- GIVEN DATA -
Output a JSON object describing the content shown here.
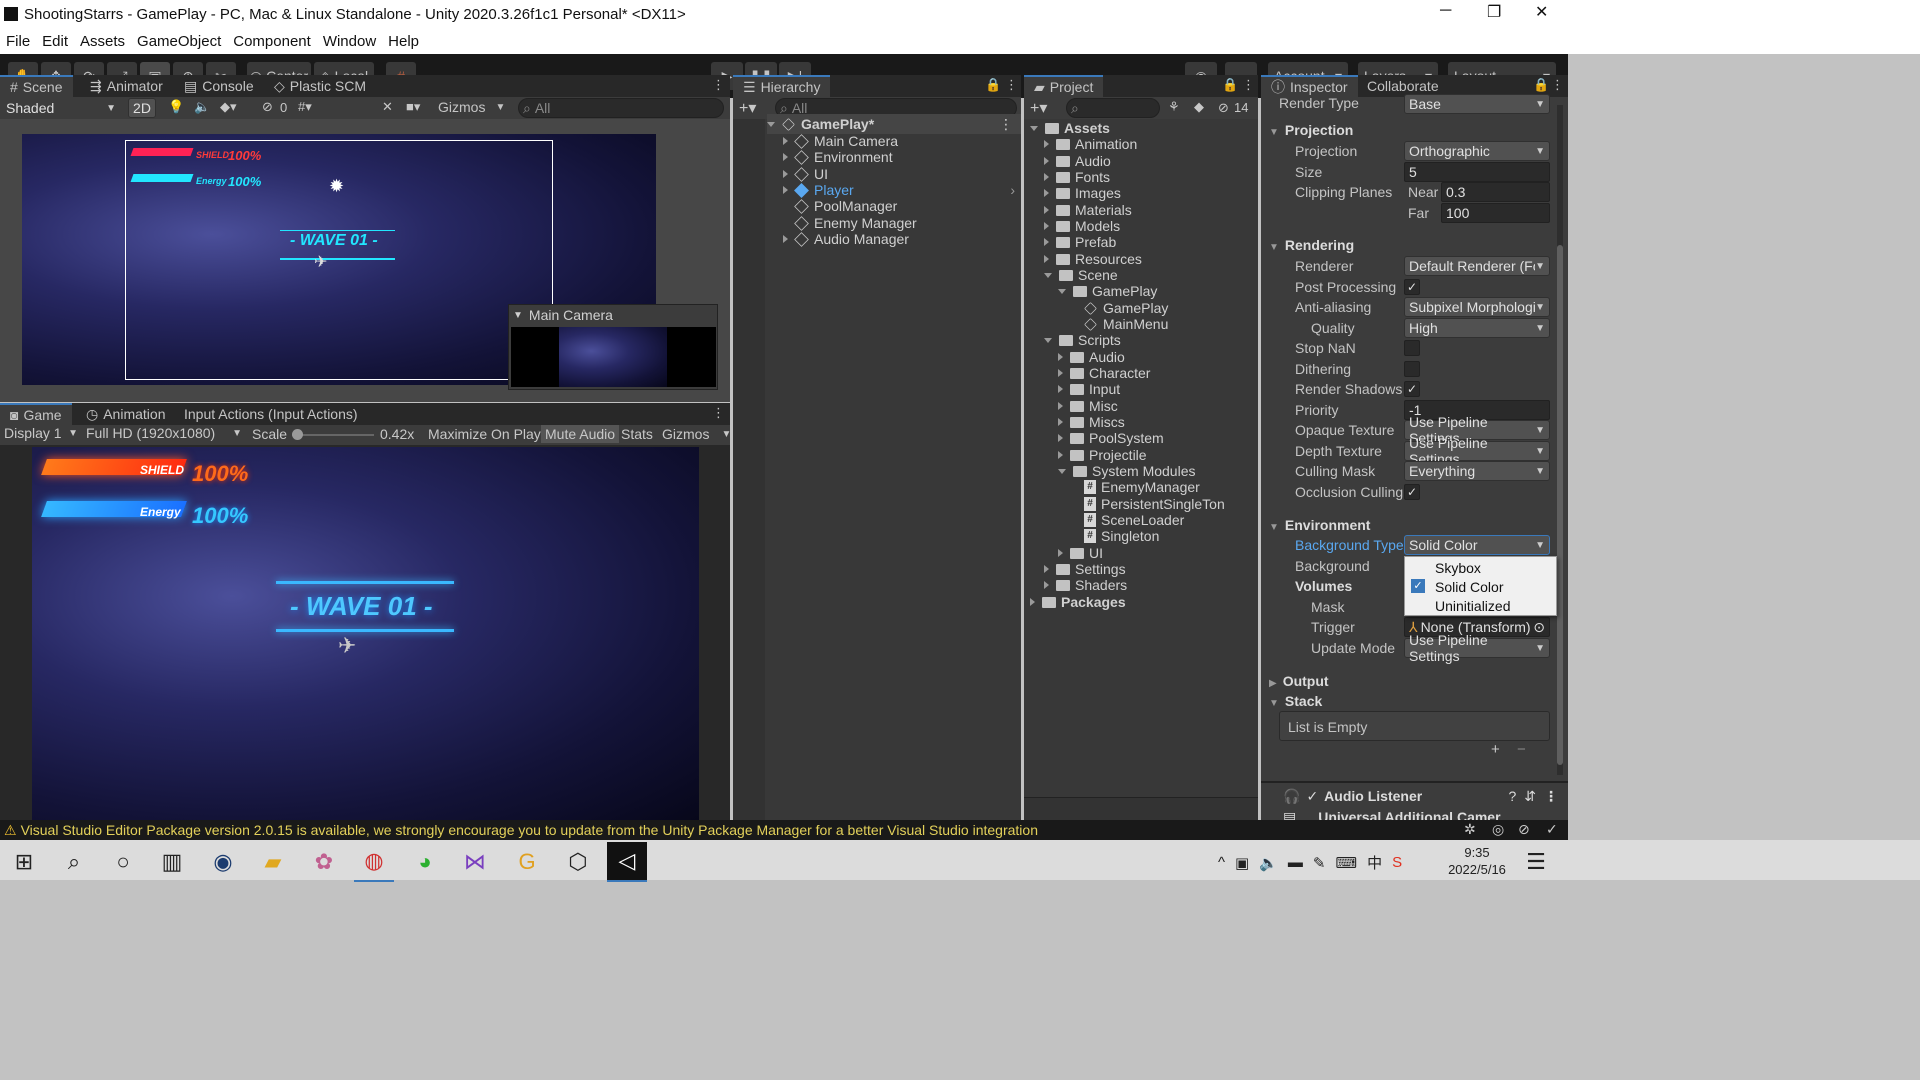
{
  "window": {
    "title": "ShootingStarrs - GamePlay - PC, Mac & Linux Standalone - Unity 2020.3.26f1c1 Personal* <DX11>",
    "minimize": "─",
    "restore": "❐",
    "close": "✕"
  },
  "menu": [
    "File",
    "Edit",
    "Assets",
    "GameObject",
    "Component",
    "Window",
    "Help"
  ],
  "toolbar": {
    "pivot": "Center",
    "space": "Local",
    "account": "Account",
    "layers": "Layers",
    "layout": "Layout"
  },
  "scene_tabs": [
    "Scene",
    "Animator",
    "Console",
    "Plastic SCM"
  ],
  "scene_bar": {
    "shading": "Shaded",
    "mode2d": "2D",
    "hidden_count": "0",
    "gizmos": "Gizmos",
    "search_placeholder": "All"
  },
  "hud": {
    "shield_label": "SHIELD",
    "shield_value": "100%",
    "energy_label": "Energy",
    "energy_value": "100%",
    "wave": "- WAVE 01 -"
  },
  "camera_preview": {
    "title": "Main Camera"
  },
  "game_tabs": [
    "Game",
    "Animation",
    "Input Actions (Input Actions)"
  ],
  "game_bar": {
    "display": "Display 1",
    "resolution": "Full HD (1920x1080)",
    "scale_label": "Scale",
    "scale_value": "0.42x",
    "scale_fraction": 0.42,
    "maximize": "Maximize On Play",
    "mute": "Mute Audio",
    "stats": "Stats",
    "gizmos": "Gizmos"
  },
  "hierarchy": {
    "title": "Hierarchy",
    "search_placeholder": "All",
    "scene": "GamePlay*",
    "items": [
      "Main Camera",
      "Environment",
      "UI",
      "Player",
      "PoolManager",
      "Enemy Manager",
      "Audio Manager"
    ]
  },
  "project": {
    "title": "Project",
    "hidden_count": "14",
    "root": "Assets",
    "folders": [
      "Animation",
      "Audio",
      "Fonts",
      "Images",
      "Materials",
      "Models",
      "Prefab",
      "Resources",
      "Scene"
    ],
    "scene_sub": "GamePlay",
    "scene_files": [
      "GamePlay",
      "MainMenu"
    ],
    "scripts": "Scripts",
    "script_folders": [
      "Audio",
      "Character",
      "Input",
      "Misc",
      "Miscs",
      "PoolSystem",
      "Projectile",
      "System Modules"
    ],
    "system_scripts": [
      "EnemyManager",
      "PersistentSingleTon",
      "SceneLoader",
      "Singleton"
    ],
    "after": [
      "UI",
      "Settings",
      "Shaders"
    ],
    "packages": "Packages"
  },
  "inspector": {
    "tabs": [
      "Inspector",
      "Collaborate"
    ],
    "render_type_label": "Render Type",
    "render_type": "Base",
    "projection_header": "Projection",
    "projection_label": "Projection",
    "projection": "Orthographic",
    "size_label": "Size",
    "size": "5",
    "clipping_label": "Clipping Planes",
    "near_label": "Near",
    "near": "0.3",
    "far_label": "Far",
    "far": "100",
    "rendering_header": "Rendering",
    "renderer_label": "Renderer",
    "renderer": "Default Renderer (For",
    "postproc_label": "Post Processing",
    "aa_label": "Anti-aliasing",
    "aa": "Subpixel Morphologic",
    "quality_label": "Quality",
    "quality": "High",
    "stopnan_label": "Stop NaN",
    "dither_label": "Dithering",
    "shadows_label": "Render Shadows",
    "priority_label": "Priority",
    "priority": "-1",
    "opaque_label": "Opaque Texture",
    "opaque": "Use Pipeline Settings",
    "depth_label": "Depth Texture",
    "depth": "Use Pipeline Settings",
    "culling_label": "Culling Mask",
    "culling": "Everything",
    "occlusion_label": "Occlusion Culling",
    "env_header": "Environment",
    "bgtype_label": "Background Type",
    "bgtype": "Solid Color",
    "bg_label": "Background",
    "volumes_label": "Volumes",
    "mask_label": "Mask",
    "trigger_label": "Trigger",
    "trigger": "None (Transform)",
    "update_label": "Update Mode",
    "update": "Use Pipeline Settings",
    "output_header": "Output",
    "stack_header": "Stack",
    "stack_empty": "List is Empty",
    "dropdown_options": [
      "Skybox",
      "Solid Color",
      "Uninitialized"
    ],
    "audio_listener": "Audio Listener",
    "additional": "Universal Additional Camer"
  },
  "status": "Visual Studio Editor Package version 2.0.15 is available, we strongly encourage you to update from the Unity Package Manager for a better Visual Studio integration",
  "taskbar": {
    "time": "9:35",
    "date": "2022/5/16"
  }
}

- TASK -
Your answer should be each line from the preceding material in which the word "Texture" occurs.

- SOLUTION BELOW -
    "opaque_label": "Opaque Texture",
    "depth_label": "Depth Texture",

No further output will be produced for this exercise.